(Source records Opens)

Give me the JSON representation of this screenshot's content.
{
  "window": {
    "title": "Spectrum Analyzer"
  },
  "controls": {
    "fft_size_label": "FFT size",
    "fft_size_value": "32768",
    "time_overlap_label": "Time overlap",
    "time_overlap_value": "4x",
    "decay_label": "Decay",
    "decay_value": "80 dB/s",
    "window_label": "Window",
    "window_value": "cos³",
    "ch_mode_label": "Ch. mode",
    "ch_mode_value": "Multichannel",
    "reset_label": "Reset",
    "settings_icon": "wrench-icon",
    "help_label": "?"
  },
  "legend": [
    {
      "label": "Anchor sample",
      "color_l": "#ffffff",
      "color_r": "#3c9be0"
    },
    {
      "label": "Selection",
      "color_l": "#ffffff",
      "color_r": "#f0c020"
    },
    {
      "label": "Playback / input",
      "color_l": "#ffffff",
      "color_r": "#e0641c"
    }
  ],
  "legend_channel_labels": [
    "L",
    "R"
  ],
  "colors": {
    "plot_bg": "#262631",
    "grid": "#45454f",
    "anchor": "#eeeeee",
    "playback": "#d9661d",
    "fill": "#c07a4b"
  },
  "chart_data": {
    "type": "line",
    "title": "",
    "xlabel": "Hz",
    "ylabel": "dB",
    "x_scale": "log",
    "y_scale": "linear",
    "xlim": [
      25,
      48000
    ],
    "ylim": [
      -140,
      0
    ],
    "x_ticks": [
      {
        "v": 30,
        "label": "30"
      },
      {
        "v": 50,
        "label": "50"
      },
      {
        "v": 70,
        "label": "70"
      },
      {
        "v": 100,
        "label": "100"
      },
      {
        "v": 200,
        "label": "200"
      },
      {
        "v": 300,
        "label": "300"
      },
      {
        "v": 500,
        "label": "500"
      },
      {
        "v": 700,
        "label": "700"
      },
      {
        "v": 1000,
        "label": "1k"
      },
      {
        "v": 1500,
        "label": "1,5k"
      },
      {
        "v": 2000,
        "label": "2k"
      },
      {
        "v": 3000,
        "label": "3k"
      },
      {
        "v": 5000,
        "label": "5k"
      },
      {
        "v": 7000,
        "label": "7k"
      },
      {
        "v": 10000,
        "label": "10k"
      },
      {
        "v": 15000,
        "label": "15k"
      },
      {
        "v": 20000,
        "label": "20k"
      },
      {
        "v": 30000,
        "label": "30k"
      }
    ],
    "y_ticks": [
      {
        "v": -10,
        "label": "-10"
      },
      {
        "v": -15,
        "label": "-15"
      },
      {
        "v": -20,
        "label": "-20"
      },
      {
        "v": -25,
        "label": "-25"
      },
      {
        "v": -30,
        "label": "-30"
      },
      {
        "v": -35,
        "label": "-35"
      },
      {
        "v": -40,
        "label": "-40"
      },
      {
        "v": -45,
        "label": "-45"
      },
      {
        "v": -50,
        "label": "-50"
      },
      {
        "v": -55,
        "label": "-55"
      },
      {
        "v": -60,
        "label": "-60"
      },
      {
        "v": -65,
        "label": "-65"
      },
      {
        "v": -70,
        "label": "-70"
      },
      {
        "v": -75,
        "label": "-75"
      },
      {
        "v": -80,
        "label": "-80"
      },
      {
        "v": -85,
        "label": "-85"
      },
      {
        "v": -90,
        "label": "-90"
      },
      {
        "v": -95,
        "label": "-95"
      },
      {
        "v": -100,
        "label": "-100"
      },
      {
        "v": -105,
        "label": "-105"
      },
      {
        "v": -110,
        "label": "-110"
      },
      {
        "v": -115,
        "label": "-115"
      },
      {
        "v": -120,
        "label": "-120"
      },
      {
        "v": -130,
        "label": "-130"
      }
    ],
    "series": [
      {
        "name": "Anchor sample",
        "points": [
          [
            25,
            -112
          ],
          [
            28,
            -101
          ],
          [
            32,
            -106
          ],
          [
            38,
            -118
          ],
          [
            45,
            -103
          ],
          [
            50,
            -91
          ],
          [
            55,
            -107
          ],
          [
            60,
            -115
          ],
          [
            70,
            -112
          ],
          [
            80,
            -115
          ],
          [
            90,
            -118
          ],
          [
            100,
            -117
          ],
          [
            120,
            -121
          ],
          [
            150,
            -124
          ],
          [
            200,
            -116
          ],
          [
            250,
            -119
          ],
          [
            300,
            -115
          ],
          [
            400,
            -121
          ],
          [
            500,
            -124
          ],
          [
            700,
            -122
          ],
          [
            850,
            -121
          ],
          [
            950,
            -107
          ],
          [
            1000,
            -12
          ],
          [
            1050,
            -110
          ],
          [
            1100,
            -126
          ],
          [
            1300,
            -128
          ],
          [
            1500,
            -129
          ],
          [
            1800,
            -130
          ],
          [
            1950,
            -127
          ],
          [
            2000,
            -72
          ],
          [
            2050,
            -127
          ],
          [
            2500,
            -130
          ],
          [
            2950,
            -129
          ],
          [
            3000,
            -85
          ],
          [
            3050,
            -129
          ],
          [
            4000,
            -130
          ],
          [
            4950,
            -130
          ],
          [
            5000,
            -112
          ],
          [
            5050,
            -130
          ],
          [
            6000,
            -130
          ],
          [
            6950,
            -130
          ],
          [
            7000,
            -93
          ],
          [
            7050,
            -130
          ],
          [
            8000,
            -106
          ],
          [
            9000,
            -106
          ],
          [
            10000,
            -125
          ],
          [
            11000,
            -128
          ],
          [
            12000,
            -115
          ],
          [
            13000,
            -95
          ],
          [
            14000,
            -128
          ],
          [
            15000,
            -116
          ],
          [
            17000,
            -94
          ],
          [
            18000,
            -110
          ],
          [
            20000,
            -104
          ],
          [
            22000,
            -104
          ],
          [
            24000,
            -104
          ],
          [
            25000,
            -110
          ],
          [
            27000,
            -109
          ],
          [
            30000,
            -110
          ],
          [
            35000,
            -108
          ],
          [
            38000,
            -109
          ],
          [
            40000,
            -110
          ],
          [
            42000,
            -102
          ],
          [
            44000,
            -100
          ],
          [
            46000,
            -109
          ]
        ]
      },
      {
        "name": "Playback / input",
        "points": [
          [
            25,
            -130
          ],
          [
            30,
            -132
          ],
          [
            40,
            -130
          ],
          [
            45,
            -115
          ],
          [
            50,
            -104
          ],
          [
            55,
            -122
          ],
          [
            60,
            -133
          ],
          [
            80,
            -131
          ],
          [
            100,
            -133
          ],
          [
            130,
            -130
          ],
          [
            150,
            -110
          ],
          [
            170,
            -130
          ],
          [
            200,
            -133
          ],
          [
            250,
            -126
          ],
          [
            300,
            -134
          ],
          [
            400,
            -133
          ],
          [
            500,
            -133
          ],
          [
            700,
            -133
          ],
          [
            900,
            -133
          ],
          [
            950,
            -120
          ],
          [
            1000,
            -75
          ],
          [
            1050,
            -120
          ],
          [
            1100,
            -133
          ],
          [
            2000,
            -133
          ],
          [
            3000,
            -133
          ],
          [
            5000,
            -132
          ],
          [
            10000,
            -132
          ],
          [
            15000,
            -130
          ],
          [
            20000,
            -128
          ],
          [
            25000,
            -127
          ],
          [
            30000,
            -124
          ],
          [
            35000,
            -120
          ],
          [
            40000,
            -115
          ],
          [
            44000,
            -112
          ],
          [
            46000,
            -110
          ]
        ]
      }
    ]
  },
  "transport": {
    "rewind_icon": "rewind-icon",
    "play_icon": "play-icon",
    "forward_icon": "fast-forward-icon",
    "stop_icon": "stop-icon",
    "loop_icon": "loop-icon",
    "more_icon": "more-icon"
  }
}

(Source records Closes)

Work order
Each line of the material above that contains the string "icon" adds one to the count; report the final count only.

Finished exercise
7